**WHAT IS REQUIRED**
Where the records below have a line with "posted", that line is to be copied.

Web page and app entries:
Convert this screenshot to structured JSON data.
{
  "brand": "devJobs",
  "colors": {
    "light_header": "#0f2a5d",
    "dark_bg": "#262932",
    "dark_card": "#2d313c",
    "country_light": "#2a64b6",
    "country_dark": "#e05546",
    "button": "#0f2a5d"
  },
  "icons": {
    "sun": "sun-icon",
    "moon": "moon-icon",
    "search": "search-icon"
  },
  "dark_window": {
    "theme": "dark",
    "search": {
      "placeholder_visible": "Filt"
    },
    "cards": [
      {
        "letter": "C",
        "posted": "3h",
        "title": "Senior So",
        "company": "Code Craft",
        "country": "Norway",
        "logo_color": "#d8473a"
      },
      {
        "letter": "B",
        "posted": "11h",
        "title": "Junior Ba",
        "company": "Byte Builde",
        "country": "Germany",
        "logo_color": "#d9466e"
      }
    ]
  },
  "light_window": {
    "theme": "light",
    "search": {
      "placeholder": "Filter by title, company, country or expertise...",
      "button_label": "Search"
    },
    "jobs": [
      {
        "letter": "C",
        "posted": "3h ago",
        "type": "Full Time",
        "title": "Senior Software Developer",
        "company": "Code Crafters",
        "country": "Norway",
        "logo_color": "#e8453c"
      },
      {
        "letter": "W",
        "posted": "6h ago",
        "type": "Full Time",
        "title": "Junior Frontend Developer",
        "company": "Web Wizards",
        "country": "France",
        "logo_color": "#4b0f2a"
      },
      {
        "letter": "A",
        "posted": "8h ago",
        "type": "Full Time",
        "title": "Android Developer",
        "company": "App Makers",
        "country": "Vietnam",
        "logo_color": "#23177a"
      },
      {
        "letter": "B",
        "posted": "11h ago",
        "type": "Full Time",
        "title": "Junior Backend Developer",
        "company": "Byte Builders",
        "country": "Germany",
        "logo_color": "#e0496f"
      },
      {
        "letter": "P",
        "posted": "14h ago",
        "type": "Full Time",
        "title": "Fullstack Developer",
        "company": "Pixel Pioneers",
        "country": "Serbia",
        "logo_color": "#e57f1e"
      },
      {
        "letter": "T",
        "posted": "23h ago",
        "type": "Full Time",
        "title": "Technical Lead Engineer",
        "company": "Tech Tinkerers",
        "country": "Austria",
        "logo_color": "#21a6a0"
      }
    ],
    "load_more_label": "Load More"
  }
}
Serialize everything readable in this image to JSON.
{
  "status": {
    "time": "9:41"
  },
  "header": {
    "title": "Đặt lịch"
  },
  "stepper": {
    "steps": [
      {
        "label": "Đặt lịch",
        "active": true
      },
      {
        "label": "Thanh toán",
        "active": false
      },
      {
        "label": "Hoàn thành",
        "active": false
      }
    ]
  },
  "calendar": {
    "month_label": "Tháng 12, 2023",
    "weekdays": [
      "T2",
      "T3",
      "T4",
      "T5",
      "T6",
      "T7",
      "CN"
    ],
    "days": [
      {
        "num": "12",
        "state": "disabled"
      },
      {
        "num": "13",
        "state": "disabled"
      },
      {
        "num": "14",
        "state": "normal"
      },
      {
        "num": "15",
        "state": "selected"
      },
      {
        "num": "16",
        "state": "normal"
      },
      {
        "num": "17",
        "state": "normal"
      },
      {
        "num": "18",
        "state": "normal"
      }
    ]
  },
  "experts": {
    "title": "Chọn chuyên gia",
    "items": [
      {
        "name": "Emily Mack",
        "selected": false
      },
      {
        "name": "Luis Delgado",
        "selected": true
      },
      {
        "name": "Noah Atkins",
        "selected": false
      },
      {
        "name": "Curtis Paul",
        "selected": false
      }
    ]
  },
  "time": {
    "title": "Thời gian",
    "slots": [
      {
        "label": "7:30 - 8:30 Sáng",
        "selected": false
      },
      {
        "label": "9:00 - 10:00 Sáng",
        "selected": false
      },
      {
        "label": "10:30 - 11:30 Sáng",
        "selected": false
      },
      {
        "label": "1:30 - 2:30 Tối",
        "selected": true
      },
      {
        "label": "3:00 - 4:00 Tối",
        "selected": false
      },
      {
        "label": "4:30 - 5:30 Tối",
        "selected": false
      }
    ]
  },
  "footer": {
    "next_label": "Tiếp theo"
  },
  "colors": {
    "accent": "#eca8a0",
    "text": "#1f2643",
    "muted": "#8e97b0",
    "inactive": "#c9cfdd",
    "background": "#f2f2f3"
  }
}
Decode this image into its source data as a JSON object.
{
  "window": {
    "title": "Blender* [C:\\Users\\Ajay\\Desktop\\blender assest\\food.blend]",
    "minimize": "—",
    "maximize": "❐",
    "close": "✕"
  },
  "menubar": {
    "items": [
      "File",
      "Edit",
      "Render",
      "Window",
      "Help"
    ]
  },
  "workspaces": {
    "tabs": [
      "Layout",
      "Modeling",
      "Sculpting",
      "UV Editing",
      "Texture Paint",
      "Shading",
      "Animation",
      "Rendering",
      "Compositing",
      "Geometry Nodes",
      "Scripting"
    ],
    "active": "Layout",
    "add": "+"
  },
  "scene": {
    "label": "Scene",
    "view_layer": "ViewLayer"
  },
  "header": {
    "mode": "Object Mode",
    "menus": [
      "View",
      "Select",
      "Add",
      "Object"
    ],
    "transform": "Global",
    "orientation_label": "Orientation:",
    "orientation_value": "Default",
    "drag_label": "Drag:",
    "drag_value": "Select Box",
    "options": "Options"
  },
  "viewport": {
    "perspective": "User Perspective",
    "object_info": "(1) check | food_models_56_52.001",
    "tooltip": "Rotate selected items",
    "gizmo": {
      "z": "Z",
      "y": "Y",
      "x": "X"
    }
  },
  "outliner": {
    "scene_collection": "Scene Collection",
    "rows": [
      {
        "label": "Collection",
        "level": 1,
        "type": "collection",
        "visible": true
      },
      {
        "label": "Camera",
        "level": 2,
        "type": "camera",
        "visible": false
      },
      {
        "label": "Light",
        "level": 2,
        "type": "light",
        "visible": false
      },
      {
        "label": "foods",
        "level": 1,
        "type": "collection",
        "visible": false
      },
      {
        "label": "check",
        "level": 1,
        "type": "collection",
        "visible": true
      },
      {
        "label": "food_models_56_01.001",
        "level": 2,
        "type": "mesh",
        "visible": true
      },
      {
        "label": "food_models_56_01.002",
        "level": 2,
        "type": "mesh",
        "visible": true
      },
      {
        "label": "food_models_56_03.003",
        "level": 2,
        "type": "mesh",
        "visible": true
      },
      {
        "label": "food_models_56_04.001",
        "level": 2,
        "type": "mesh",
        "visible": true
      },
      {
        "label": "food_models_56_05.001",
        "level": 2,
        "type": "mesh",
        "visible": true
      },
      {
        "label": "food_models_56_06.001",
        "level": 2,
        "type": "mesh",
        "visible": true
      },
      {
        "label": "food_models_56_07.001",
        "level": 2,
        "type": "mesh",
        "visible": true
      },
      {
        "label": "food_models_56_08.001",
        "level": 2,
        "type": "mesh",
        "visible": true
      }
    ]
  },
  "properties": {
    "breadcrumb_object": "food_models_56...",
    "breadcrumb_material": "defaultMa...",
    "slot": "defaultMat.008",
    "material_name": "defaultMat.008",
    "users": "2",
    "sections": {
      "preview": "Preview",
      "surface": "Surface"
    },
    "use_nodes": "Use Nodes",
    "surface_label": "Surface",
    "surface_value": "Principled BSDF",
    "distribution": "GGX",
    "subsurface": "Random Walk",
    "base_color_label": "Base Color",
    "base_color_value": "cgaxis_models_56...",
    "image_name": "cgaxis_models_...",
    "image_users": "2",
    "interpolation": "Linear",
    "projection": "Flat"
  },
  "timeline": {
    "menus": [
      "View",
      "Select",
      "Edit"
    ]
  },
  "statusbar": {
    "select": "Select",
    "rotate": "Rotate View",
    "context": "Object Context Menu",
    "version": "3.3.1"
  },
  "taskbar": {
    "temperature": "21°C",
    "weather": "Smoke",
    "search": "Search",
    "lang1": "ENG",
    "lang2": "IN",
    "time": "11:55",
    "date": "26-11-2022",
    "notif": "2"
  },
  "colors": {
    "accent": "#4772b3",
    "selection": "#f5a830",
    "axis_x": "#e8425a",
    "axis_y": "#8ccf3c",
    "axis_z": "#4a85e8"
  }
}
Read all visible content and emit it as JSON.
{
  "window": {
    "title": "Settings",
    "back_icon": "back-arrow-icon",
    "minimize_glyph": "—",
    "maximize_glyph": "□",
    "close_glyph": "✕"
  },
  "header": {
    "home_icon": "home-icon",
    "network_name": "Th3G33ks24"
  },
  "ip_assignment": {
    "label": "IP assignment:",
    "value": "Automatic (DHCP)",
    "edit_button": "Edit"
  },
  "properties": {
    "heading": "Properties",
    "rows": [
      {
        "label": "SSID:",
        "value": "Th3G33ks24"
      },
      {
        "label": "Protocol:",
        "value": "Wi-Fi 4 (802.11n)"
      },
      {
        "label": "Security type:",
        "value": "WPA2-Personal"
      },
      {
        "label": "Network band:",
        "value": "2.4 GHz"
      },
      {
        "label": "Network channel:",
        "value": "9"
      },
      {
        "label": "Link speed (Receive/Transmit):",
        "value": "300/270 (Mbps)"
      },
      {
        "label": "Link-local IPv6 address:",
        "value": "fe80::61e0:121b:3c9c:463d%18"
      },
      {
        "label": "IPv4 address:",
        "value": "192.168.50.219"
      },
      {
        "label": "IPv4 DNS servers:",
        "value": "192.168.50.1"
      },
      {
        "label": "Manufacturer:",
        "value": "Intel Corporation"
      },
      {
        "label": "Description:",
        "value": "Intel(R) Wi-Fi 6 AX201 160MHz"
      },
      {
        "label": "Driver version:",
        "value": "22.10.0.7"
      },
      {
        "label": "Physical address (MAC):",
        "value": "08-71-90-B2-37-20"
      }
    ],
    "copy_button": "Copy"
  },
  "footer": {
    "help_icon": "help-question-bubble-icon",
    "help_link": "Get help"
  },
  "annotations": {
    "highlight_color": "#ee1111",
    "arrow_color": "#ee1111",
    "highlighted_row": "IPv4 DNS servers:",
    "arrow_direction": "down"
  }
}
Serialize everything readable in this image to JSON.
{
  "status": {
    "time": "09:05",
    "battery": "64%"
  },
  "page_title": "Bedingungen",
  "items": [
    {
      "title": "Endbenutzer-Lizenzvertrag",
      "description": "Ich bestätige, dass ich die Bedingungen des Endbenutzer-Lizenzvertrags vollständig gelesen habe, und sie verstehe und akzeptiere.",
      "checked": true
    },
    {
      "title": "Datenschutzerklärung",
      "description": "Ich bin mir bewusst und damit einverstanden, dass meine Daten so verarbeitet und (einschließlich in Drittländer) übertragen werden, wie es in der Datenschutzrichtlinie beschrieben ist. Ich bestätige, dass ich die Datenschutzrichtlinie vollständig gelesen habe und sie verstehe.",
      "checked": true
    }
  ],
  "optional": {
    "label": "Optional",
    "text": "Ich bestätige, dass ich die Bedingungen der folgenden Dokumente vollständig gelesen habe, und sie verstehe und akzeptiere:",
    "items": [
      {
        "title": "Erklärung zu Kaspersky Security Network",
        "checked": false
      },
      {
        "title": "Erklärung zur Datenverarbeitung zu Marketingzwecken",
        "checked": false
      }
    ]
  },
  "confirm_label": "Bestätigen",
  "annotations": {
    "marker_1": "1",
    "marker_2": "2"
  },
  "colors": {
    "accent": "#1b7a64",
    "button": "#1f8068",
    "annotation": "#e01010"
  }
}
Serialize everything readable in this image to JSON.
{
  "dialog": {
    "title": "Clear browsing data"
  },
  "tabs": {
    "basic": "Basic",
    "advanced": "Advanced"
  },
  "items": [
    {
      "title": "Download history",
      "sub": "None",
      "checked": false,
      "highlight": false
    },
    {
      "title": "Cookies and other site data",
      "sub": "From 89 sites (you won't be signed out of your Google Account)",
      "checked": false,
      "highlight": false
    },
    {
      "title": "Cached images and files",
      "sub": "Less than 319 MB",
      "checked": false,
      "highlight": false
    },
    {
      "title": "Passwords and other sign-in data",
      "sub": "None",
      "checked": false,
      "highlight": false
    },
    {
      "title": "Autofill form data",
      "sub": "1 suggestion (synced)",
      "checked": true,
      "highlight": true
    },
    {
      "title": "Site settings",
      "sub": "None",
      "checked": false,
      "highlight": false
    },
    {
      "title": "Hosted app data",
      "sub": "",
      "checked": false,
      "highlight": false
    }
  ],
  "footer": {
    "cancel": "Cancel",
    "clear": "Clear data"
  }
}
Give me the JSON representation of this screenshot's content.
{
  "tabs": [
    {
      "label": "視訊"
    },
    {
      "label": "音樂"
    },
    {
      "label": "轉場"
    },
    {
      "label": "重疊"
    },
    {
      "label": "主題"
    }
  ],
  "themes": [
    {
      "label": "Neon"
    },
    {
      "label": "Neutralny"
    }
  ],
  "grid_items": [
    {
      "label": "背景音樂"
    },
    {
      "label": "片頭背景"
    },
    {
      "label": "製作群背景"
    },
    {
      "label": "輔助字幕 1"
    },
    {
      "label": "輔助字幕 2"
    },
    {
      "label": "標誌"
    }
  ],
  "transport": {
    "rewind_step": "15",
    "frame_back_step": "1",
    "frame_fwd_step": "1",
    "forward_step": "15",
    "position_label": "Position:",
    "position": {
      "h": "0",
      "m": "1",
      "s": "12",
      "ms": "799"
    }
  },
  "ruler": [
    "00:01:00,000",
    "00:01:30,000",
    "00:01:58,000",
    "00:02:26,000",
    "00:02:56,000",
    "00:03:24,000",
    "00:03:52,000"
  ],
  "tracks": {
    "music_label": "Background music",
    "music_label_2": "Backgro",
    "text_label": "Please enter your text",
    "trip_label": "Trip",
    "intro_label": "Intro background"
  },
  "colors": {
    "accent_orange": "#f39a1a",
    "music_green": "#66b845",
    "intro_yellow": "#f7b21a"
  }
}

**ANSWER FOR THIS EXERCISE**
        "posted": "3h",
        "posted": "11h",
        "posted": "3h ago",
        "posted": "6h ago",
        "posted": "8h ago",
        "posted": "11h ago",
        "posted": "14h ago",
        "posted": "23h ago",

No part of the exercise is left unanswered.